RECORDS TO PROCESS:

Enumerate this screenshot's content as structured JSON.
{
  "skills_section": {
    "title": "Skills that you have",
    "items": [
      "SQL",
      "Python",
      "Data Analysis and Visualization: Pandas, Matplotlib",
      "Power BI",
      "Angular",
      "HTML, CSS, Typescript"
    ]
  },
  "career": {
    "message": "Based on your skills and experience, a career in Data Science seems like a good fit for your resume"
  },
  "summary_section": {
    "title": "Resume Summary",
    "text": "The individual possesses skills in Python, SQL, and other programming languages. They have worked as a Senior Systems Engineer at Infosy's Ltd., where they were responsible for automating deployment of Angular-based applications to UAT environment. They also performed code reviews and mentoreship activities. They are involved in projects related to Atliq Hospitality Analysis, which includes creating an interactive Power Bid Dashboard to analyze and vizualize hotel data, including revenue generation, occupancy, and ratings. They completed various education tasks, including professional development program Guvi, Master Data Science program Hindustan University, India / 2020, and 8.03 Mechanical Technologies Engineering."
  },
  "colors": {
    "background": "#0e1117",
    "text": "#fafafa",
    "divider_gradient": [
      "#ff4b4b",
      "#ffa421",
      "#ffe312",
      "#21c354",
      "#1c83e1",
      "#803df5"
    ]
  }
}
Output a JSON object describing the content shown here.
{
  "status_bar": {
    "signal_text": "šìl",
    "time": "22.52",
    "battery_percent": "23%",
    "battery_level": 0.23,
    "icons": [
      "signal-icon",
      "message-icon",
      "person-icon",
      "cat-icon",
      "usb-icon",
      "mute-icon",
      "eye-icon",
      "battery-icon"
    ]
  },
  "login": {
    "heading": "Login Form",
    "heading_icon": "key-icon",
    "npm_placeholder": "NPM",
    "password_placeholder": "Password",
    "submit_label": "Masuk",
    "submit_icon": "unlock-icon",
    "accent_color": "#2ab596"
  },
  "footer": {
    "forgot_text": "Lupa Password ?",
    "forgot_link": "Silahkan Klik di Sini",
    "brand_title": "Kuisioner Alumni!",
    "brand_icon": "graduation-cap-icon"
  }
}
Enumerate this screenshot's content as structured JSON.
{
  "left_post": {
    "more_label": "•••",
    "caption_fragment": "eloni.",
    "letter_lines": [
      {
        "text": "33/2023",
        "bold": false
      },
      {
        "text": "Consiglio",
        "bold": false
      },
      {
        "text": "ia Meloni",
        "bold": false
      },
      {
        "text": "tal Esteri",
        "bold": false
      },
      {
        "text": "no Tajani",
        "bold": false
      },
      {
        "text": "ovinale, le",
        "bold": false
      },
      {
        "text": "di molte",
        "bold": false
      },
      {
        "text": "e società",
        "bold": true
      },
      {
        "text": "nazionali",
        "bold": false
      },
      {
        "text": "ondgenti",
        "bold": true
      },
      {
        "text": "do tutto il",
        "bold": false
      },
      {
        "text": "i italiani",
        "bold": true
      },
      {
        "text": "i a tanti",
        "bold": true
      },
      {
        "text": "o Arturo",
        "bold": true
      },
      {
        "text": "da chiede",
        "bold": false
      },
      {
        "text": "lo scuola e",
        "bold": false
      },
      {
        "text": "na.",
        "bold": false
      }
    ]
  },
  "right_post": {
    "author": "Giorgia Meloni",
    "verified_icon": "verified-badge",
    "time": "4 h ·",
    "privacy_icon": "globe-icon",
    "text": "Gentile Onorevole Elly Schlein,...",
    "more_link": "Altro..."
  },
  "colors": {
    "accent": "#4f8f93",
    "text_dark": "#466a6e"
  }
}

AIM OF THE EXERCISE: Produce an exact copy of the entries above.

PROBLEM SOLUTION:
Enumerate this screenshot's content as structured JSON.
{
  "skills_section": {
    "title": "Skills that you have",
    "items": [
      "SQL",
      "Python",
      "Data Analysis and Visualization: Pandas, Matplotlib",
      "Power BI",
      "Angular",
      "HTML, CSS, Typescript"
    ]
  },
  "career": {
    "message": "Based on your skills and experience, a career in Data Science seems like a good fit for your resume"
  },
  "summary_section": {
    "title": "Resume Summary",
    "text": "The individual possesses skills in Python, SQL, and other programming languages. They have worked as a Senior Systems Engineer at Infosy's Ltd., where they were responsible for automating deployment of Angular-based applications to UAT environment. They also performed code reviews and mentoreship activities. They are involved in projects related to Atliq Hospitality Analysis, which includes creating an interactive Power Bid Dashboard to analyze and vizualize hotel data, including revenue generation, occupancy, and ratings. They completed various education tasks, including professional development program Guvi, Master Data Science program Hindustan University, India / 2020, and 8.03 Mechanical Technologies Engineering."
  },
  "colors": {
    "background": "#0e1117",
    "text": "#fafafa",
    "divider_gradient": [
      "#ff4b4b",
      "#ffa421",
      "#ffe312",
      "#21c354",
      "#1c83e1",
      "#803df5"
    ]
  }
}
Output a JSON object describing the content shown here.
{
  "status_bar": {
    "signal_text": "šìl",
    "time": "22.52",
    "battery_percent": "23%",
    "battery_level": 0.23,
    "icons": [
      "signal-icon",
      "message-icon",
      "person-icon",
      "cat-icon",
      "usb-icon",
      "mute-icon",
      "eye-icon",
      "battery-icon"
    ]
  },
  "login": {
    "heading": "Login Form",
    "heading_icon": "key-icon",
    "npm_placeholder": "NPM",
    "password_placeholder": "Password",
    "submit_label": "Masuk",
    "submit_icon": "unlock-icon",
    "accent_color": "#2ab596"
  },
  "footer": {
    "forgot_text": "Lupa Password ?",
    "forgot_link": "Silahkan Klik di Sini",
    "brand_title": "Kuisioner Alumni!",
    "brand_icon": "graduation-cap-icon"
  }
}
Enumerate this screenshot's content as structured JSON.
{
  "left_post": {
    "more_label": "•••",
    "caption_fragment": "eloni.",
    "letter_lines": [
      {
        "text": "33/2023",
        "bold": false
      },
      {
        "text": "Consiglio",
        "bold": false
      },
      {
        "text": "ia Meloni",
        "bold": false
      },
      {
        "text": "tal Esteri",
        "bold": false
      },
      {
        "text": "no Tajani",
        "bold": false
      },
      {
        "text": "ovinale, le",
        "bold": false
      },
      {
        "text": "di molte",
        "bold": false
      },
      {
        "text": "e società",
        "bold": true
      },
      {
        "text": "nazionali",
        "bold": false
      },
      {
        "text": "ondgenti",
        "bold": true
      },
      {
        "text": "do tutto il",
        "bold": false
      },
      {
        "text": "i italiani",
        "bold": true
      },
      {
        "text": "i a tanti",
        "bold": true
      },
      {
        "text": "o Arturo",
        "bold": true
      },
      {
        "text": "da chiede",
        "bold": false
      },
      {
        "text": "lo scuola e",
        "bold": false
      },
      {
        "text": "na.",
        "bold": false
      }
    ]
  },
  "right_post": {
    "author": "Giorgia Meloni",
    "verified_icon": "verified-badge",
    "time": "4 h ·",
    "privacy_icon": "globe-icon",
    "text": "Gentile Onorevole Elly Schlein,...",
    "more_link": "Altro..."
  },
  "colors": {
    "accent": "#4f8f93",
    "text_dark": "#466a6e"
  }
}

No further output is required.